Take from the data every line in which the word "microsoft" is found.
*** DATA EXTRACTS ***
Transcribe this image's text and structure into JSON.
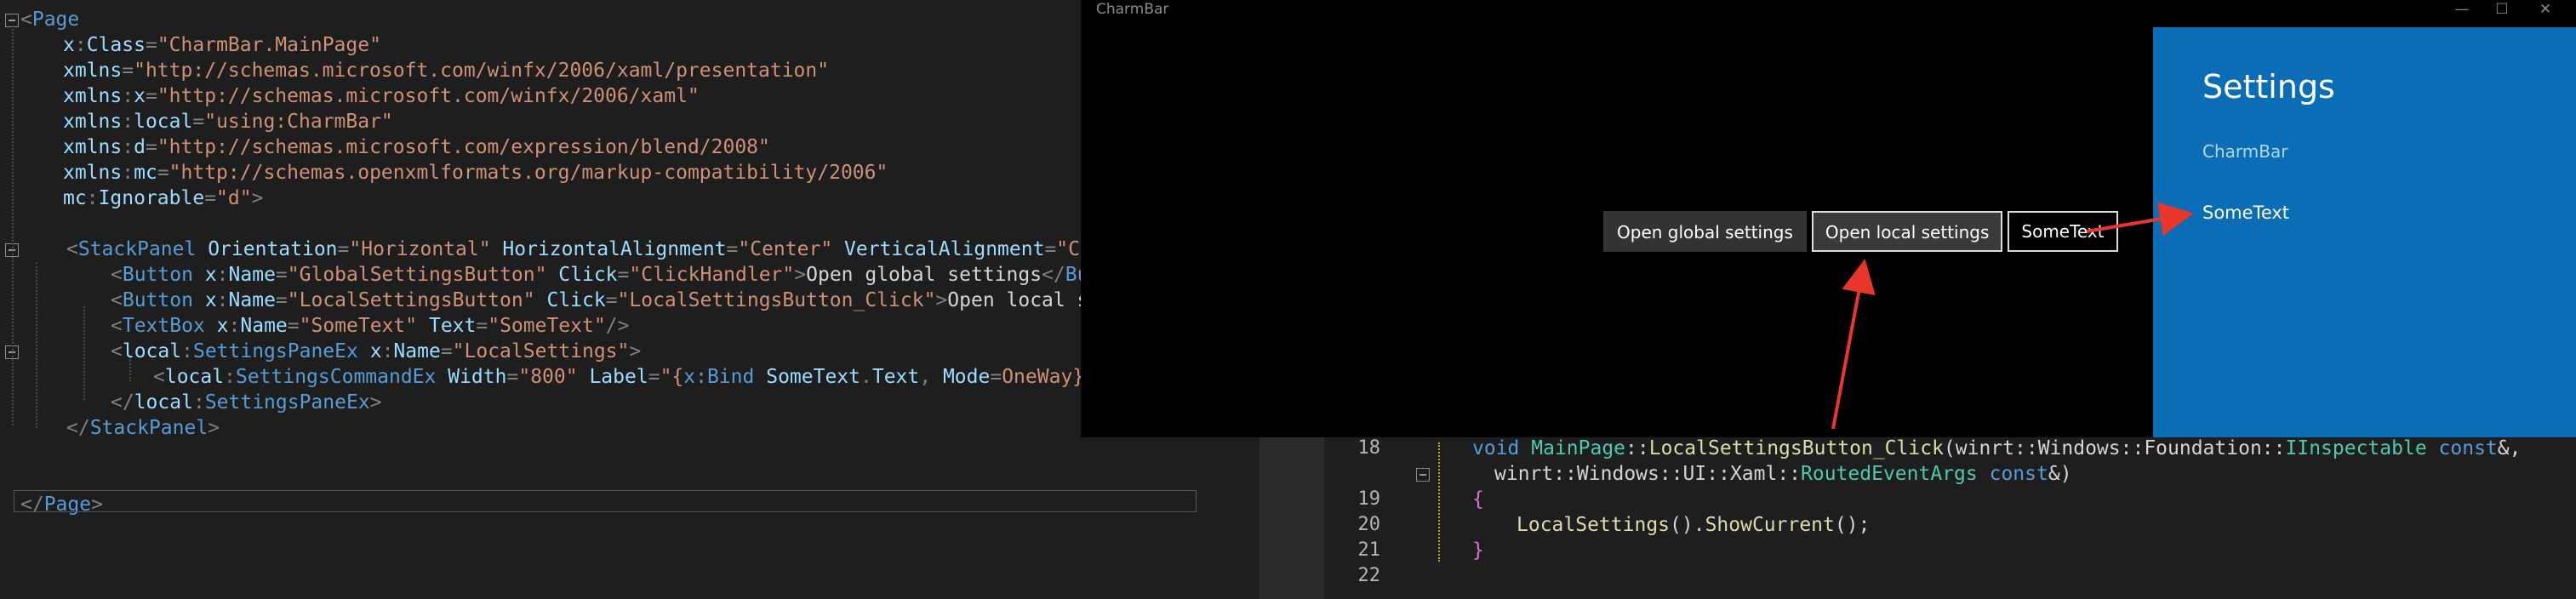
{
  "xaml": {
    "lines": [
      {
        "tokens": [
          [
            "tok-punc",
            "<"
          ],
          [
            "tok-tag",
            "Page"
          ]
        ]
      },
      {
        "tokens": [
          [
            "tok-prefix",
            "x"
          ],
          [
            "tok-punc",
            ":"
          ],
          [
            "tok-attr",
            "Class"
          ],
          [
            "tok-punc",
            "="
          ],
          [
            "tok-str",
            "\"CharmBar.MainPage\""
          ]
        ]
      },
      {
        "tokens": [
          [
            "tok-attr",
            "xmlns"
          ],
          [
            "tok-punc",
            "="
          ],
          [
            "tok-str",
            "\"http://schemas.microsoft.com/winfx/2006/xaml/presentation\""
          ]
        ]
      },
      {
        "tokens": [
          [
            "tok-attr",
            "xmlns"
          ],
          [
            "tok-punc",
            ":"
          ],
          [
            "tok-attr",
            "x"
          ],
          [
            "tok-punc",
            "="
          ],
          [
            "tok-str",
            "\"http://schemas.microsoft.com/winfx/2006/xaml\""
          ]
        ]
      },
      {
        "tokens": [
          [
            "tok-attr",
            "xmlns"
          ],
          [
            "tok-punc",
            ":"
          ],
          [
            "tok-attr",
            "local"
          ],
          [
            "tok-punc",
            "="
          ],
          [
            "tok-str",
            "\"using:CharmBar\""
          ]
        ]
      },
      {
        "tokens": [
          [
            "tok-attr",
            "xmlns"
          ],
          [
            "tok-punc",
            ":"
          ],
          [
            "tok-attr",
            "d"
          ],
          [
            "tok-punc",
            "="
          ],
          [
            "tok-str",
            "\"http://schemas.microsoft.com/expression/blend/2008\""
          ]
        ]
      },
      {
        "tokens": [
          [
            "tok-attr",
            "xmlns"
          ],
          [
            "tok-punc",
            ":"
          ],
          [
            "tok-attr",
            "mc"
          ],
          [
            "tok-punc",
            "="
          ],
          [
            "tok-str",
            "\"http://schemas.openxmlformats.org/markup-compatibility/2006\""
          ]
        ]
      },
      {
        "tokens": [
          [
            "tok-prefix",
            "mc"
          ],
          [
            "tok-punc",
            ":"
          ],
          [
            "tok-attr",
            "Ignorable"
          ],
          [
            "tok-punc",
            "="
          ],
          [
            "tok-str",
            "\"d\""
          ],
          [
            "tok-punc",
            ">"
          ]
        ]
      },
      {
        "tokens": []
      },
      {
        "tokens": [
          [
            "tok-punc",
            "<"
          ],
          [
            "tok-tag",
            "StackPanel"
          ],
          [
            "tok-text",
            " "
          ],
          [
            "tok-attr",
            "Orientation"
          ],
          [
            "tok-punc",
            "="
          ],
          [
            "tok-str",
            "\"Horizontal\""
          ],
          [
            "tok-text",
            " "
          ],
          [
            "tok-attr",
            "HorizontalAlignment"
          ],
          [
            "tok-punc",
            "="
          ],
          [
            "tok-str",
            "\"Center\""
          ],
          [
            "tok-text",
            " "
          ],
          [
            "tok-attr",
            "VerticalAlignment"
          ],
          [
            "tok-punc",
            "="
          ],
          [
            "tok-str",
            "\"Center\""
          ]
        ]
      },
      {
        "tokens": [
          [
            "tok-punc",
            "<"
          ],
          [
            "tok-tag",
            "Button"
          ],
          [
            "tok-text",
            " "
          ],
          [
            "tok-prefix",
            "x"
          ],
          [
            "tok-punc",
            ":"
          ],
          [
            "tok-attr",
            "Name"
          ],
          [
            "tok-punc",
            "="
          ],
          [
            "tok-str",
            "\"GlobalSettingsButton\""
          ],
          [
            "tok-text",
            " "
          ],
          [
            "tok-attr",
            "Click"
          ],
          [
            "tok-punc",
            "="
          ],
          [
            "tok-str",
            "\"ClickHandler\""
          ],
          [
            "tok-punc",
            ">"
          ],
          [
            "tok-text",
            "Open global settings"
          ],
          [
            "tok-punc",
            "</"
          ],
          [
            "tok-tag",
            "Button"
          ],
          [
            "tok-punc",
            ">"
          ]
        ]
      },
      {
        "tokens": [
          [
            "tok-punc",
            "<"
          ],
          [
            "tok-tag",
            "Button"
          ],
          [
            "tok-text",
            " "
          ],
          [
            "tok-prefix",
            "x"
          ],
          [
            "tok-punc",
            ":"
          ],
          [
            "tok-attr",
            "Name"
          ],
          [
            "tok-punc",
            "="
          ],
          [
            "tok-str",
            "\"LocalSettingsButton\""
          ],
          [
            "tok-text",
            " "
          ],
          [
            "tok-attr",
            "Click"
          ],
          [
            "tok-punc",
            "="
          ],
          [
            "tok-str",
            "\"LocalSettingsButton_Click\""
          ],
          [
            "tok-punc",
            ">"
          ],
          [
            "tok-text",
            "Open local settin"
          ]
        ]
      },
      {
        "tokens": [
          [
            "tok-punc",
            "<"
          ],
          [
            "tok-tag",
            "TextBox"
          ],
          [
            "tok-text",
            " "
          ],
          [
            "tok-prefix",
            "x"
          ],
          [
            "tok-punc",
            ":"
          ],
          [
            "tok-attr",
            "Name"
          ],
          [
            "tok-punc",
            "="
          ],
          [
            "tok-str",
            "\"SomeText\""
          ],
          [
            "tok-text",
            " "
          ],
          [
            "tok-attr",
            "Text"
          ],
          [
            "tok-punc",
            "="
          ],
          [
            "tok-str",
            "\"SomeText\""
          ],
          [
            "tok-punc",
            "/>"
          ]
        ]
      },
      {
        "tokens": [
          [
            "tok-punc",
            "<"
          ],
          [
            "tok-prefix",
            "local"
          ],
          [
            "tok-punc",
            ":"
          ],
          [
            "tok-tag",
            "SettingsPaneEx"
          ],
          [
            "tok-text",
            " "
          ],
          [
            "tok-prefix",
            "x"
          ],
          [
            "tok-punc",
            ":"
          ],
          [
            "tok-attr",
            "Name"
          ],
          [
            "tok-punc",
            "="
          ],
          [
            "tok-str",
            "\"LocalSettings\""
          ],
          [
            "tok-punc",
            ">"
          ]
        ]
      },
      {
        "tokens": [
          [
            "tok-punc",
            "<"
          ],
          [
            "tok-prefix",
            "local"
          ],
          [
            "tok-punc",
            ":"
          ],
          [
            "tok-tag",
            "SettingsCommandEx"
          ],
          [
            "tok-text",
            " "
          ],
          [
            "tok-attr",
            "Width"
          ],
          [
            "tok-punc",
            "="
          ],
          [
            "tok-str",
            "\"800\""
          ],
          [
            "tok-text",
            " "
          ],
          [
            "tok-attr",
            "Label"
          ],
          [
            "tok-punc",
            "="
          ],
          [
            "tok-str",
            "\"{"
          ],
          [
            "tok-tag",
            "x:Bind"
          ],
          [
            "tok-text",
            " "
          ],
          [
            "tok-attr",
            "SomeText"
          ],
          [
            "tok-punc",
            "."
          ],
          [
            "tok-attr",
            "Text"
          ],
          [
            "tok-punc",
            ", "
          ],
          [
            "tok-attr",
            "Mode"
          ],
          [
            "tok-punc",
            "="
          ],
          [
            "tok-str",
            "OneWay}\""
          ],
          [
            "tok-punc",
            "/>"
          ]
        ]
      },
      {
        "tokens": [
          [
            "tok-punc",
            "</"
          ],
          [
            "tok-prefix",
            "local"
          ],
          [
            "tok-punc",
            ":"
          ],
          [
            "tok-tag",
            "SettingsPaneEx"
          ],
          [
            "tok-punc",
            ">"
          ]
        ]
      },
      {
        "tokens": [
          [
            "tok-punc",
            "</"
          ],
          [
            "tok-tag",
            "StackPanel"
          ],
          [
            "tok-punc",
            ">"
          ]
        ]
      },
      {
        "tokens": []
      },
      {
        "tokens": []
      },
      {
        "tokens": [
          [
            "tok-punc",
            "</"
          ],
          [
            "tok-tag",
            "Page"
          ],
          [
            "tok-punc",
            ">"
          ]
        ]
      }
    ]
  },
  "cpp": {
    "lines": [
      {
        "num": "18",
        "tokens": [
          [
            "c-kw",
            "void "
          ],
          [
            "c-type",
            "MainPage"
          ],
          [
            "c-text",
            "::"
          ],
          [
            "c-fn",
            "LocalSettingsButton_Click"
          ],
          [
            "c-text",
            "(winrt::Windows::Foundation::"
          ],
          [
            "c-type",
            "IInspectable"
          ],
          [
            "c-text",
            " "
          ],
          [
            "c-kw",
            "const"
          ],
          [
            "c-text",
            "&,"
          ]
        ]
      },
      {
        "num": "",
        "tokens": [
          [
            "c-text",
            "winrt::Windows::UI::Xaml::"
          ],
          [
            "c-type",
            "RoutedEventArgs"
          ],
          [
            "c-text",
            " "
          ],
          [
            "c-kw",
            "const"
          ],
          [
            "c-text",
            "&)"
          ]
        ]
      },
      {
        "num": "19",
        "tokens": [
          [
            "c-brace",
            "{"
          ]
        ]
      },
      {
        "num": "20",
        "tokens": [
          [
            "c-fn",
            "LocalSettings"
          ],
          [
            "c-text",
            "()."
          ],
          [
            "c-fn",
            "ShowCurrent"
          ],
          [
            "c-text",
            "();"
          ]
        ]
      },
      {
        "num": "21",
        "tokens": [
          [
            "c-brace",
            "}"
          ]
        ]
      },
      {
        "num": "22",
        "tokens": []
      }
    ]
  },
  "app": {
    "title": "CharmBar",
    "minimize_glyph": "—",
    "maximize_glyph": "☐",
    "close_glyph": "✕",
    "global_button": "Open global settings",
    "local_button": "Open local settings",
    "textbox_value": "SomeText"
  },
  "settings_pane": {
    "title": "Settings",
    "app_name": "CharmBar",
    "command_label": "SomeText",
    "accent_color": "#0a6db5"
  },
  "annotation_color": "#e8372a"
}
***
■ WRITTEN ANSWER
            "\"http://schemas.microsoft.com/winfx/2006/xaml/presentation\""
            "\"http://schemas.microsoft.com/winfx/2006/xaml\""
            "\"http://schemas.microsoft.com/expression/blend/2008\""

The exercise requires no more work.